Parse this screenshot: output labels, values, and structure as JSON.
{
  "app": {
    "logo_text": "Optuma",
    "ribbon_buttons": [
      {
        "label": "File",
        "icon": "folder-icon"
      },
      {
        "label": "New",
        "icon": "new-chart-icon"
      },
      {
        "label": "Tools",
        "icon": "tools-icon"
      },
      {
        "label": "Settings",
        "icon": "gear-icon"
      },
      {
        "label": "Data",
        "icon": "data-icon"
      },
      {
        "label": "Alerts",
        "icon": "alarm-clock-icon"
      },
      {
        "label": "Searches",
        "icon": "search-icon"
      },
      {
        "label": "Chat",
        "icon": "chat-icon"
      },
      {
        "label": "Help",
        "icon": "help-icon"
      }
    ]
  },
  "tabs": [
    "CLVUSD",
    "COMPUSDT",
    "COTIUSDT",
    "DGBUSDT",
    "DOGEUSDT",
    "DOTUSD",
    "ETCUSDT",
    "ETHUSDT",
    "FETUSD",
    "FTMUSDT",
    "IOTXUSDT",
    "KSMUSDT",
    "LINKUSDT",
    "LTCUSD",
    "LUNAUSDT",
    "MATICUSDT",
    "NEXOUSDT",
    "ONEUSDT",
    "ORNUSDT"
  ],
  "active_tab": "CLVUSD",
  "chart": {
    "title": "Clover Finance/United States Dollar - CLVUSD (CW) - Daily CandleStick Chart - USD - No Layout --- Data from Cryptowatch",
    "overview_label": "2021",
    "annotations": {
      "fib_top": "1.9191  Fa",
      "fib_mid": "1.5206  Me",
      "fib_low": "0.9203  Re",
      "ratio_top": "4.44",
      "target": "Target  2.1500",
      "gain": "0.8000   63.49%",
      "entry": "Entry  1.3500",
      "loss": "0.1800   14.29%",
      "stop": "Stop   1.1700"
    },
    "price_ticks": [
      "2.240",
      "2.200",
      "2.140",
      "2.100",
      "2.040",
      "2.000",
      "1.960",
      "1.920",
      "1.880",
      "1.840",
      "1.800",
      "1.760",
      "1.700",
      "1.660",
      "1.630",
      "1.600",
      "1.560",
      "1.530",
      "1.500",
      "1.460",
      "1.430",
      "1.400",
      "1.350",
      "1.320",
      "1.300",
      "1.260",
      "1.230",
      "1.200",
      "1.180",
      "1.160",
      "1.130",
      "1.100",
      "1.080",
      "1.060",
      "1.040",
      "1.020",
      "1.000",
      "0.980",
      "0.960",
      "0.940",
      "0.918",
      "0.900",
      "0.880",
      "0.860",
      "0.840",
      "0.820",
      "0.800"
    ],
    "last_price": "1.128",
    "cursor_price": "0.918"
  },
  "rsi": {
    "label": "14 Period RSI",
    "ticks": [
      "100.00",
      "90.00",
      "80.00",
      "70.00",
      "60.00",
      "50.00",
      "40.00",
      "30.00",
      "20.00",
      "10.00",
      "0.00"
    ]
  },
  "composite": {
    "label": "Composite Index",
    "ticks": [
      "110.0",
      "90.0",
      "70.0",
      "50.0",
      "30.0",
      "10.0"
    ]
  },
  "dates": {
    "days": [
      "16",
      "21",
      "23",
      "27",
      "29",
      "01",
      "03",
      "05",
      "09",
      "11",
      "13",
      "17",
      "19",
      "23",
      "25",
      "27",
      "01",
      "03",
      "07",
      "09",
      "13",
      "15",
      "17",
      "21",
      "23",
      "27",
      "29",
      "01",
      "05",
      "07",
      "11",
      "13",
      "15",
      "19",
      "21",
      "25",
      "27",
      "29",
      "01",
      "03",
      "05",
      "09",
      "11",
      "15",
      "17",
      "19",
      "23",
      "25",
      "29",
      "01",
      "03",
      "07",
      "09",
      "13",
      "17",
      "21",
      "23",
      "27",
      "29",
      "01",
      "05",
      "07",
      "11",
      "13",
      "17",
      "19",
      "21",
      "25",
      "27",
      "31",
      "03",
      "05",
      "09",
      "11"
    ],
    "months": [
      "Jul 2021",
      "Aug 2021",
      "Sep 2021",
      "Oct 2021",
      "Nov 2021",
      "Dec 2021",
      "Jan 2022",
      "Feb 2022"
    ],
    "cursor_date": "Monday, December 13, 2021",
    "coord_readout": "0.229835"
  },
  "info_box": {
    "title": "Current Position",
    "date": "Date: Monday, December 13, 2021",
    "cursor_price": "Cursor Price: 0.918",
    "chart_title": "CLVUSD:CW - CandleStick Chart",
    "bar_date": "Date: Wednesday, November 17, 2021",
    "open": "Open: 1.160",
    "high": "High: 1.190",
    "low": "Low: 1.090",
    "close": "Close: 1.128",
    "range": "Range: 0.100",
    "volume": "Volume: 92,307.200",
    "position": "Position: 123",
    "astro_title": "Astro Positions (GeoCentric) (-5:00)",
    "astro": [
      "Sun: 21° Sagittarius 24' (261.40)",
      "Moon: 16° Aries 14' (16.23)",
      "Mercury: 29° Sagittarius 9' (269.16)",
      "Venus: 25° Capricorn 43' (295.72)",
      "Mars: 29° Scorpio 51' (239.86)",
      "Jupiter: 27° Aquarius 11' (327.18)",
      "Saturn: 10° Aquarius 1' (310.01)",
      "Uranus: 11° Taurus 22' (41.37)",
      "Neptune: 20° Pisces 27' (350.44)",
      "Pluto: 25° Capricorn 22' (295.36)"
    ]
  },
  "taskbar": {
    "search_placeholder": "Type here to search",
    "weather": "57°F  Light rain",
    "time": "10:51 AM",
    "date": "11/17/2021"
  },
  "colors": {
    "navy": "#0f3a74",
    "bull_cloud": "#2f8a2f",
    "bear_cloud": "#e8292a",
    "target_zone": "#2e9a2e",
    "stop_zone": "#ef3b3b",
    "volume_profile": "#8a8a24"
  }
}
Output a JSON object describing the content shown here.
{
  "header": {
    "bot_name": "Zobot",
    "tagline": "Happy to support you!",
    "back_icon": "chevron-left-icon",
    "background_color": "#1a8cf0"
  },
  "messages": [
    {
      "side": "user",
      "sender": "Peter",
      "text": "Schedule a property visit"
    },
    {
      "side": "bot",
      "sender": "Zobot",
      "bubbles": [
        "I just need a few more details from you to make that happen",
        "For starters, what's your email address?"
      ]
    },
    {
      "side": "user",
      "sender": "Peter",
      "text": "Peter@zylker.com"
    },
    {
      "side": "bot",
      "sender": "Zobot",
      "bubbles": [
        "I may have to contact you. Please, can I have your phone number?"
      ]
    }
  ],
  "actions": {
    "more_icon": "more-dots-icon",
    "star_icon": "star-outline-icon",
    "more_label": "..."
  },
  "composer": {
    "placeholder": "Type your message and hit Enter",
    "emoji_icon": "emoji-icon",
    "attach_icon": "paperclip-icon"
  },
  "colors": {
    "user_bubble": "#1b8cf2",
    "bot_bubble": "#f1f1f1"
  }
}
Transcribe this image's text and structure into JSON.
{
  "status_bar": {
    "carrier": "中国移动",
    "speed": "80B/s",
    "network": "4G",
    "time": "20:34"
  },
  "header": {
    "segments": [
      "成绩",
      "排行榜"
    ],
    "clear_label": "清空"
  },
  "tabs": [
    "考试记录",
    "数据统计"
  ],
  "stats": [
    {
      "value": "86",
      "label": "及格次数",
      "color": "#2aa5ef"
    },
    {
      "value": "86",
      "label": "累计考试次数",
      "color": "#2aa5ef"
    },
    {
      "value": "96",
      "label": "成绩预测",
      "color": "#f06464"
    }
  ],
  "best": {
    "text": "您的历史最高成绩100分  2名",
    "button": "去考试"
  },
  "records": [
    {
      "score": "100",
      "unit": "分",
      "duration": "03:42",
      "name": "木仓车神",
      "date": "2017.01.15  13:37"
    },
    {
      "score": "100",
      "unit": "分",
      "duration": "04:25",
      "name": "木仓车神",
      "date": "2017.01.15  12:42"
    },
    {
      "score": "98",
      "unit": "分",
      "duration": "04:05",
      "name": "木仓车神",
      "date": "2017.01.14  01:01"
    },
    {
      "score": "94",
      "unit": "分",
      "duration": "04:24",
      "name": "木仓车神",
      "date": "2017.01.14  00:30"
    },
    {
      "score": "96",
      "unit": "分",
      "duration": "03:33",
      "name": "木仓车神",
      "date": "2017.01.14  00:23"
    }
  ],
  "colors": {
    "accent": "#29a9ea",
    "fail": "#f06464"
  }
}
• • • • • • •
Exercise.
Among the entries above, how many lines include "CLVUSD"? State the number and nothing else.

Answer.
4